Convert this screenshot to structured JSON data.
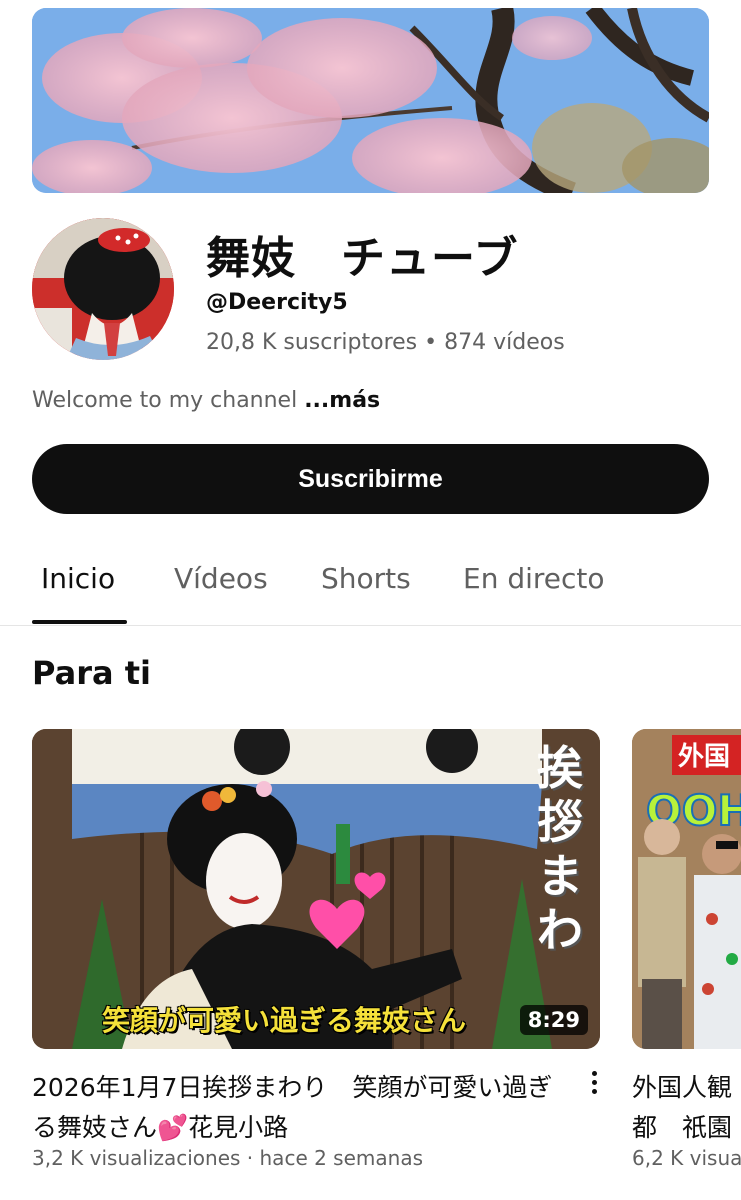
{
  "channel": {
    "name": "舞妓　チューブ",
    "handle": "@Deercity5",
    "subscribers": "20,8 K suscriptores",
    "separator": "•",
    "videos": "874 vídeos",
    "description": "Welcome to my channel ",
    "more_label": "...más"
  },
  "subscribe_label": "Suscribirme",
  "tabs": [
    {
      "label": "Inicio",
      "active": true
    },
    {
      "label": "Vídeos",
      "active": false
    },
    {
      "label": "Shorts",
      "active": false
    },
    {
      "label": "En directo",
      "active": false
    }
  ],
  "section": {
    "title": "Para ti"
  },
  "videos": [
    {
      "title": "2026年1月7日挨拶まわり　笑顔が可愛い過ぎる舞妓さん💕花見小路",
      "meta": "3,2 K visualizaciones · hace 2 semanas",
      "duration": "8:29",
      "overlay_caption": "笑顔が可愛い過ぎる舞妓さん",
      "overlay_vertical": "挨拶まわ"
    },
    {
      "title": "外国人観光客 京都　祇園",
      "title_line1": "外国人観",
      "title_line2": "都　祇園",
      "meta": "6,2 K visualiza",
      "overlay_top": "外国",
      "overlay_word": "OOH"
    }
  ],
  "icons": {
    "more_vert": "more-vert-icon"
  }
}
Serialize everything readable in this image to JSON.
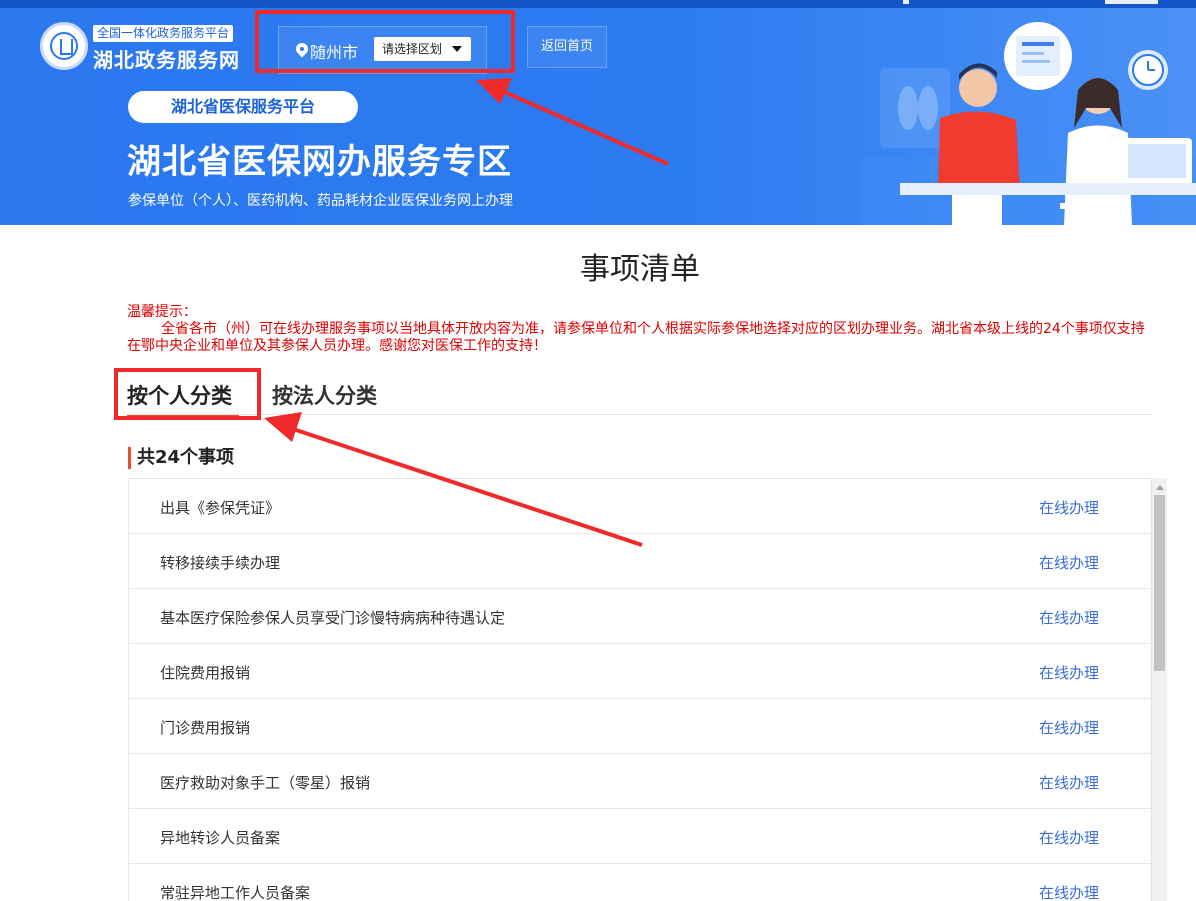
{
  "header": {
    "site_subtitle": "全国一体化政务服务平台",
    "site_title": "湖北政务服务网",
    "city": "随州市",
    "district_select": "请选择区划",
    "home_button": "返回首页"
  },
  "banner": {
    "platform_pill": "湖北省医保服务平台",
    "title": "湖北省医保网办服务专区",
    "subtitle": "参保单位（个人）、医药机构、药品耗材企业医保业务网上办理"
  },
  "main": {
    "title": "事项清单",
    "notice_label": "温馨提示：",
    "notice_body": "全省各市（州）可在线办理服务事项以当地具体开放内容为准，请参保单位和个人根据实际参保地选择对应的区划办理业务。湖北省本级上线的24个事项仅支持在鄂中央企业和单位及其参保人员办理。感谢您对医保工作的支持！",
    "tabs": [
      {
        "label": "按个人分类",
        "active": true
      },
      {
        "label": "按法人分类",
        "active": false
      }
    ],
    "count_label": "共24个事项",
    "items": [
      {
        "name": "出具《参保凭证》",
        "action": "在线办理"
      },
      {
        "name": "转移接续手续办理",
        "action": "在线办理"
      },
      {
        "name": "基本医疗保险参保人员享受门诊慢特病病种待遇认定",
        "action": "在线办理"
      },
      {
        "name": "住院费用报销",
        "action": "在线办理"
      },
      {
        "name": "门诊费用报销",
        "action": "在线办理"
      },
      {
        "name": "医疗救助对象手工（零星）报销",
        "action": "在线办理"
      },
      {
        "name": "异地转诊人员备案",
        "action": "在线办理"
      },
      {
        "name": "常驻异地工作人员备案",
        "action": "在线办理"
      }
    ]
  },
  "colors": {
    "banner_blue": "#2b78ef",
    "annotation_red": "#f02a2a",
    "notice_red": "#e00000",
    "link_blue": "#3a6fd8",
    "tab_underline": "#e94f2b"
  },
  "icons": [
    "location-pin-icon",
    "dropdown-caret-icon",
    "logo-emblem-icon",
    "clock-icon"
  ]
}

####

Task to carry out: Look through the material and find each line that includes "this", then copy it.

Expected answer:
Convert this screenshot to structured JSON data.
Serialize everything readable in this image to JSON.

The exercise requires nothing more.